The task: Scan the entries for the word "version" and report how many lines contain it, as a number with no other words.

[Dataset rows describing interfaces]

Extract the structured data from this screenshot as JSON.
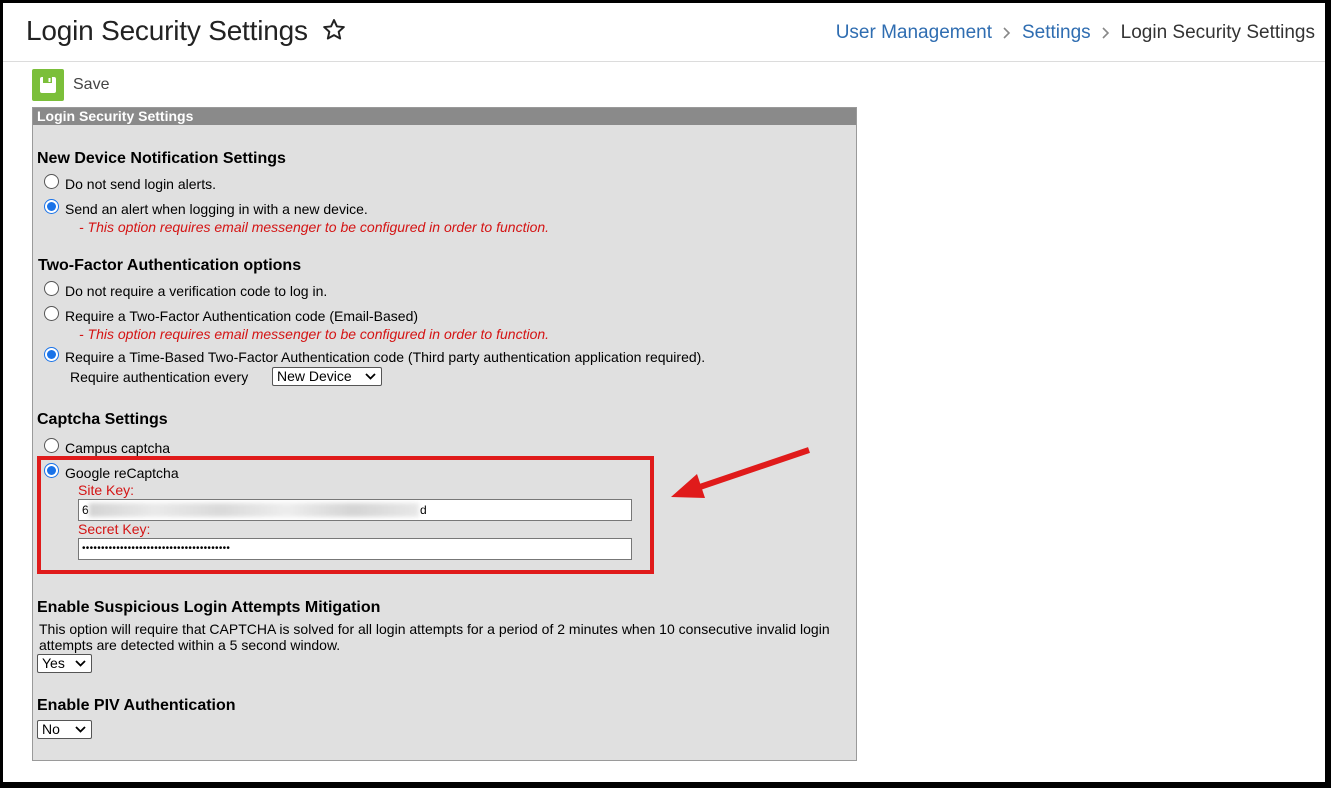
{
  "header": {
    "title": "Login Security Settings",
    "breadcrumb": [
      "User Management",
      "Settings",
      "Login Security Settings"
    ]
  },
  "toolbar": {
    "save_label": "Save"
  },
  "panel": {
    "title": "Login Security Settings",
    "new_device": {
      "title": "New Device Notification Settings",
      "options": [
        "Do not send login alerts.",
        "Send an alert when logging in with a new device."
      ],
      "selected": 1,
      "note": "- This option requires email messenger to be configured in order to function."
    },
    "two_factor": {
      "title": "Two-Factor Authentication options",
      "options": [
        "Do not require a verification code to log in.",
        "Require a Two-Factor Authentication code (Email-Based)",
        "Require a Time-Based Two-Factor Authentication code (Third party authentication application required)."
      ],
      "selected": 2,
      "note": "- This option requires email messenger to be configured in order to function.",
      "require_every_label": "Require authentication every",
      "require_every_value": "New Device"
    },
    "captcha": {
      "title": "Captcha Settings",
      "options": [
        "Campus captcha",
        "Google reCaptcha"
      ],
      "selected": 1,
      "site_key_label": "Site Key:",
      "site_key_value_start": "6",
      "site_key_value_end": "d",
      "secret_key_label": "Secret Key:",
      "secret_key_value": "•••••••••••••••••••••••••••••••••••••••"
    },
    "suspicious": {
      "title": "Enable Suspicious Login Attempts Mitigation",
      "description": "This option will require that CAPTCHA is solved for all login attempts for a period of 2 minutes when 10 consecutive invalid login attempts are detected within a 5 second window.",
      "value": "Yes"
    },
    "piv": {
      "title": "Enable PIV Authentication",
      "value": "No"
    }
  },
  "colors": {
    "accent": "#2f6db1",
    "save": "#7bbf3a",
    "warning": "#d41414",
    "highlight": "#e01b1b"
  }
}
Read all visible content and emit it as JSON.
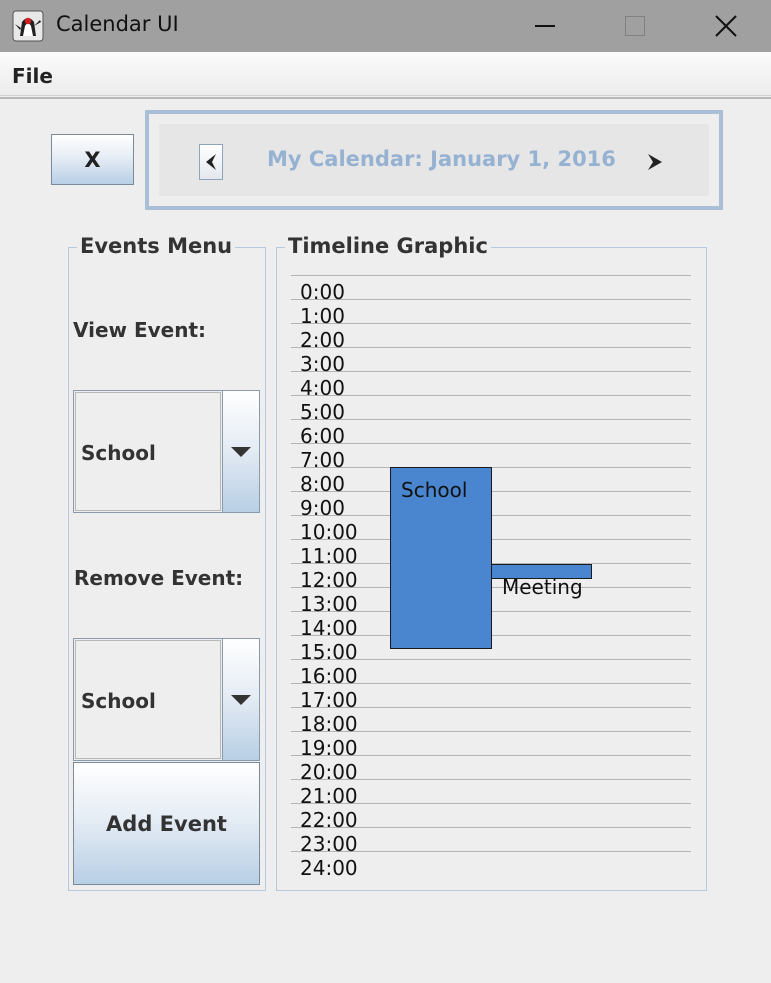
{
  "window": {
    "title": "Calendar UI",
    "icon": "java-duke-icon",
    "controls": [
      "minimize-icon",
      "maximize-icon",
      "close-icon"
    ]
  },
  "menubar": {
    "items": [
      "File"
    ]
  },
  "toolbar": {
    "close_label": "X"
  },
  "header": {
    "title": "My Calendar: January 1, 2016",
    "prev_icon": "chevron-left-icon",
    "next_icon": "chevron-right-icon",
    "title_color": "#96b2d2"
  },
  "events_menu": {
    "title": "Events Menu",
    "view_label": "View Event:",
    "view_selected": "School",
    "remove_label": "Remove Event:",
    "remove_selected": "School",
    "add_label": "Add Event"
  },
  "timeline": {
    "title": "Timeline Graphic",
    "hours": [
      "0:00",
      "1:00",
      "2:00",
      "3:00",
      "4:00",
      "5:00",
      "6:00",
      "7:00",
      "8:00",
      "9:00",
      "10:00",
      "11:00",
      "12:00",
      "13:00",
      "14:00",
      "15:00",
      "16:00",
      "17:00",
      "18:00",
      "19:00",
      "20:00",
      "21:00",
      "22:00",
      "23:00",
      "24:00"
    ],
    "event_color": "#4a86cf",
    "events": [
      {
        "name": "School",
        "start": "7:00",
        "end": "14:30"
      },
      {
        "name": "Meeting",
        "start": "11:00",
        "end": "11:30"
      }
    ]
  }
}
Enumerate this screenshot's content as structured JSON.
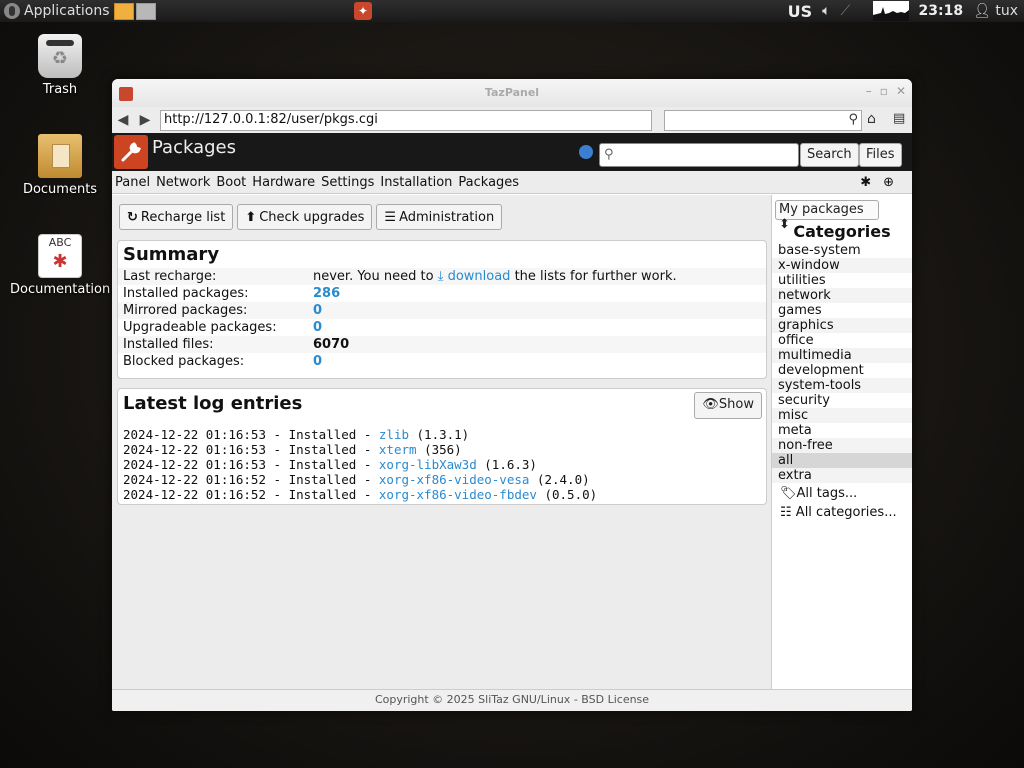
{
  "top_panel": {
    "applications_label": "Applications",
    "keyboard_layout": "US",
    "clock": "23:18",
    "user": "tux"
  },
  "desktop": {
    "icons": [
      {
        "label": "Trash"
      },
      {
        "label": "Documents"
      },
      {
        "label": "Documentation",
        "badge": "ABC"
      }
    ]
  },
  "window": {
    "title": "TazPanel",
    "url": "http://127.0.0.1:82/user/pkgs.cgi",
    "header": {
      "title": "Packages",
      "search_label": "Search",
      "files_label": "Files"
    },
    "menu": [
      "Panel",
      "Network",
      "Boot",
      "Hardware",
      "Settings",
      "Installation",
      "Packages"
    ],
    "toolbar": {
      "recharge": "Recharge list",
      "check_upgrades": "Check upgrades",
      "administration": "Administration"
    },
    "summary": {
      "heading": "Summary",
      "rows": [
        {
          "label": "Last recharge:",
          "value_pre": "never. You need to ",
          "value_link": "download",
          "value_post": " the lists for further work."
        },
        {
          "label": "Installed packages:",
          "value": "286"
        },
        {
          "label": "Mirrored packages:",
          "value": "0"
        },
        {
          "label": "Upgradeable packages:",
          "value": "0"
        },
        {
          "label": "Installed files:",
          "value": "6070"
        },
        {
          "label": "Blocked packages:",
          "value": "0"
        }
      ]
    },
    "logs": {
      "heading": "Latest log entries",
      "show_label": "Show",
      "entries": [
        {
          "time": "2024-12-22 01:16:53",
          "action": "Installed",
          "pkg": "zlib",
          "version": "(1.3.1)"
        },
        {
          "time": "2024-12-22 01:16:53",
          "action": "Installed",
          "pkg": "xterm",
          "version": "(356)"
        },
        {
          "time": "2024-12-22 01:16:53",
          "action": "Installed",
          "pkg": "xorg-libXaw3d",
          "version": "(1.6.3)"
        },
        {
          "time": "2024-12-22 01:16:52",
          "action": "Installed",
          "pkg": "xorg-xf86-video-vesa",
          "version": "(2.4.0)"
        },
        {
          "time": "2024-12-22 01:16:52",
          "action": "Installed",
          "pkg": "xorg-xf86-video-fbdev",
          "version": "(0.5.0)"
        }
      ]
    },
    "sidebar": {
      "select_value": "My packages",
      "heading": "Categories",
      "categories": [
        "base-system",
        "x-window",
        "utilities",
        "network",
        "games",
        "graphics",
        "office",
        "multimedia",
        "development",
        "system-tools",
        "security",
        "misc",
        "meta",
        "non-free",
        "all",
        "extra"
      ],
      "active_category": "all",
      "all_tags": "All tags...",
      "all_categories": "All categories..."
    },
    "footer": "Copyright © 2025 SliTaz GNU/Linux - BSD License"
  },
  "colors": {
    "link": "#2a8ad0",
    "header_bg": "#181818",
    "accent": "#c9472c"
  }
}
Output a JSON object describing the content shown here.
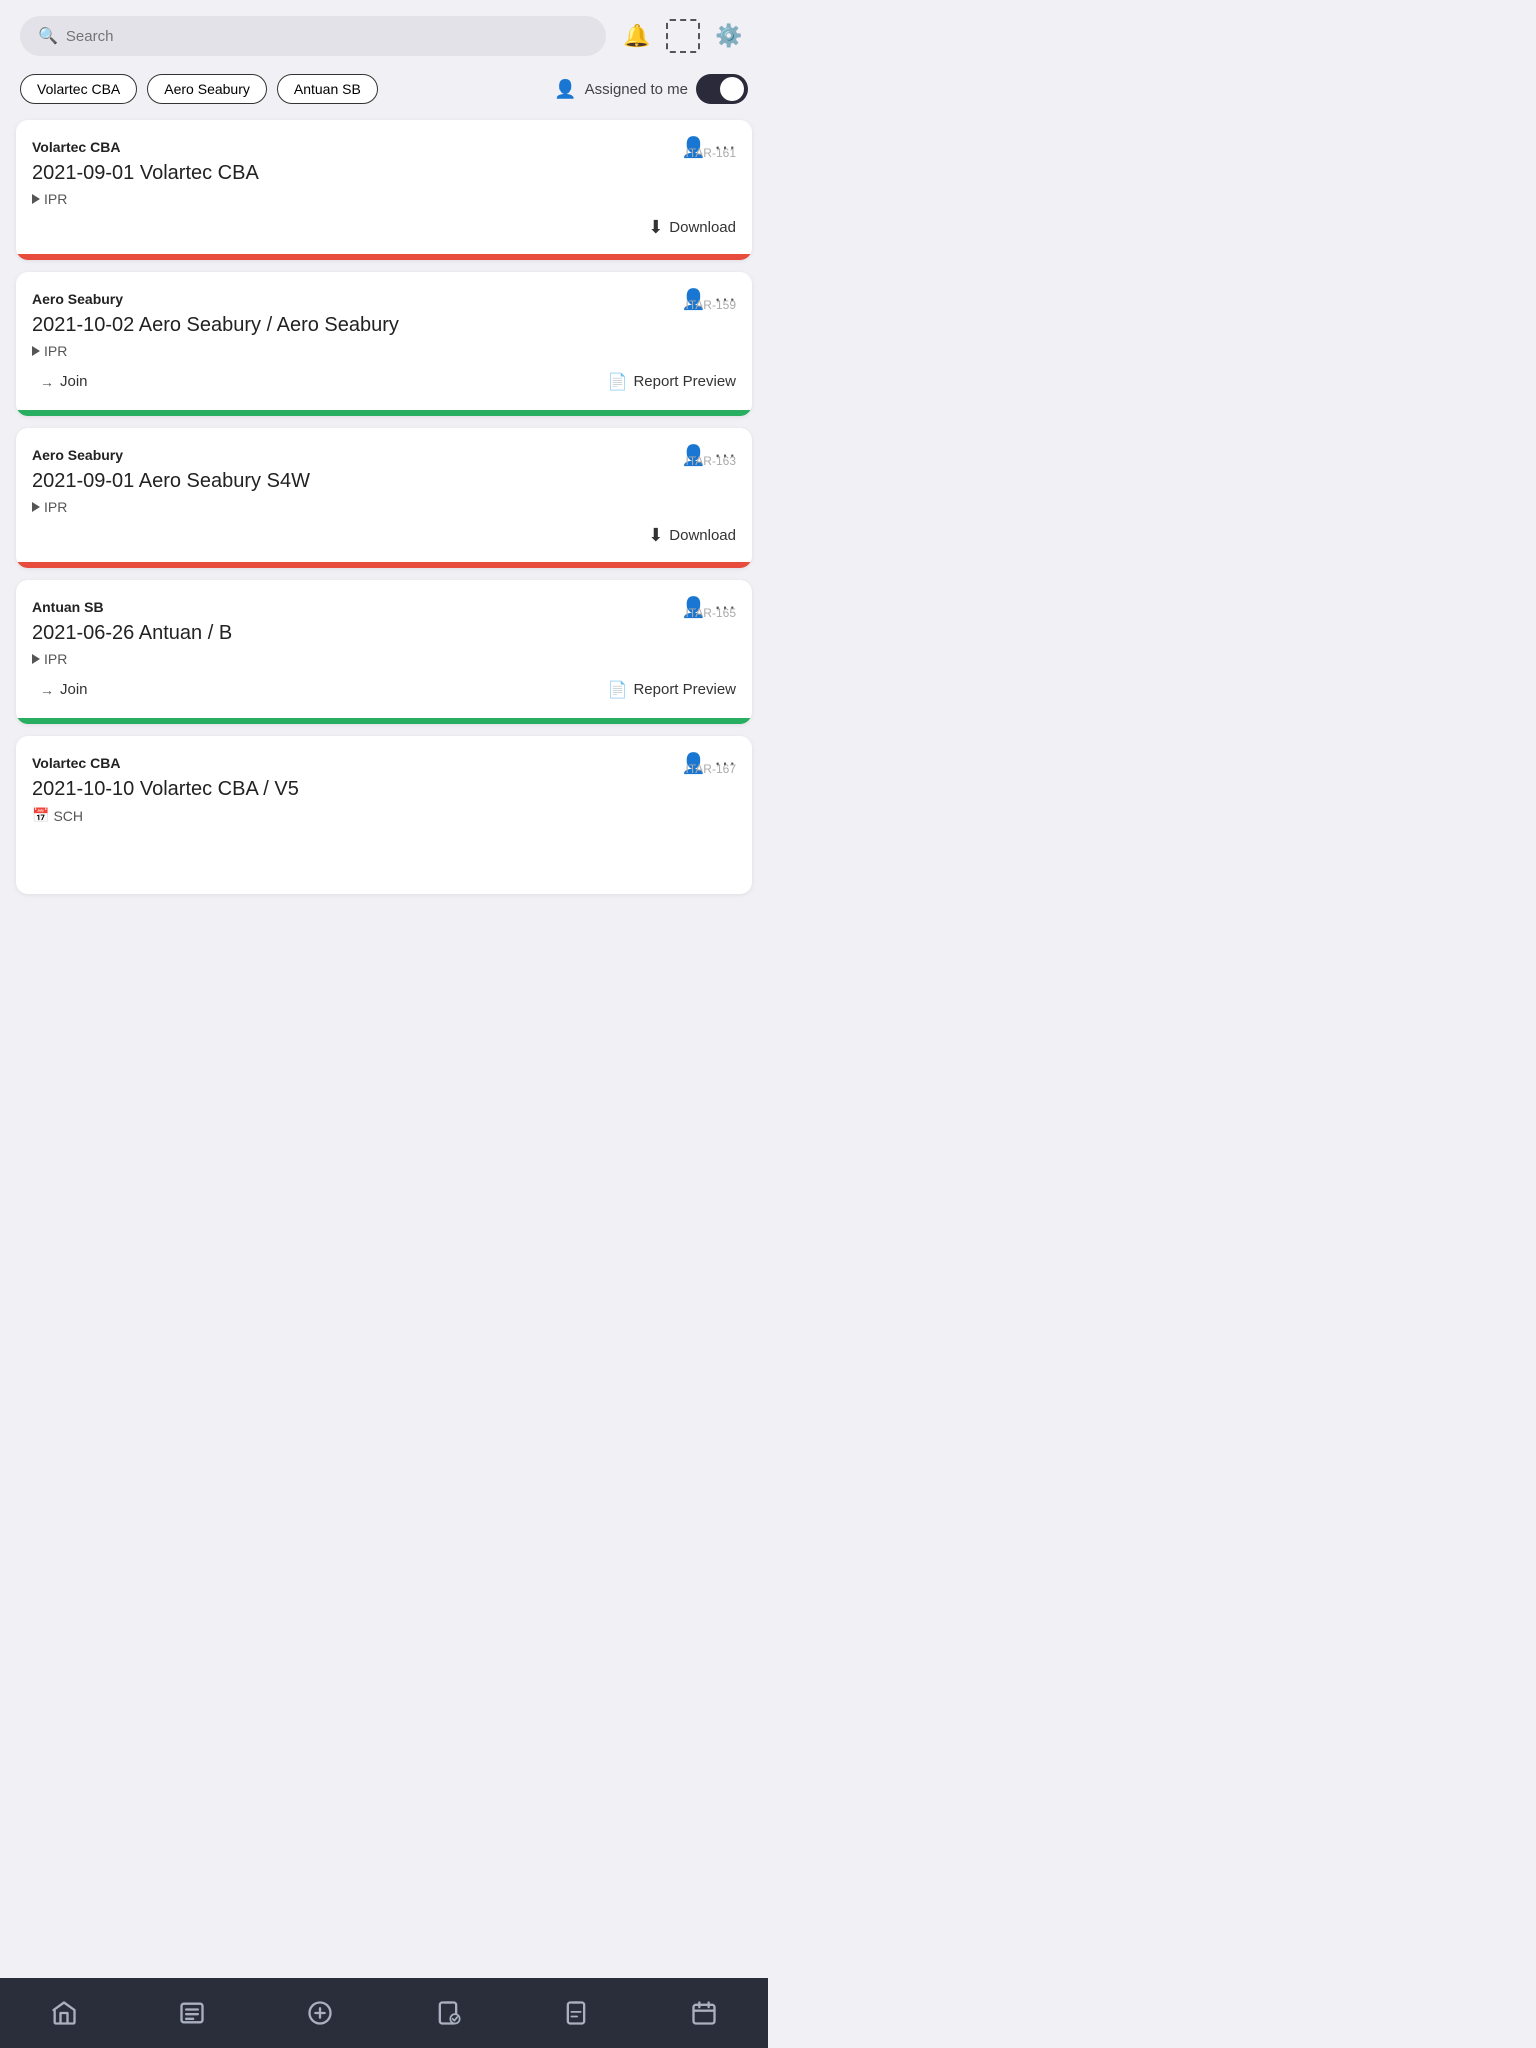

Output for this task: 5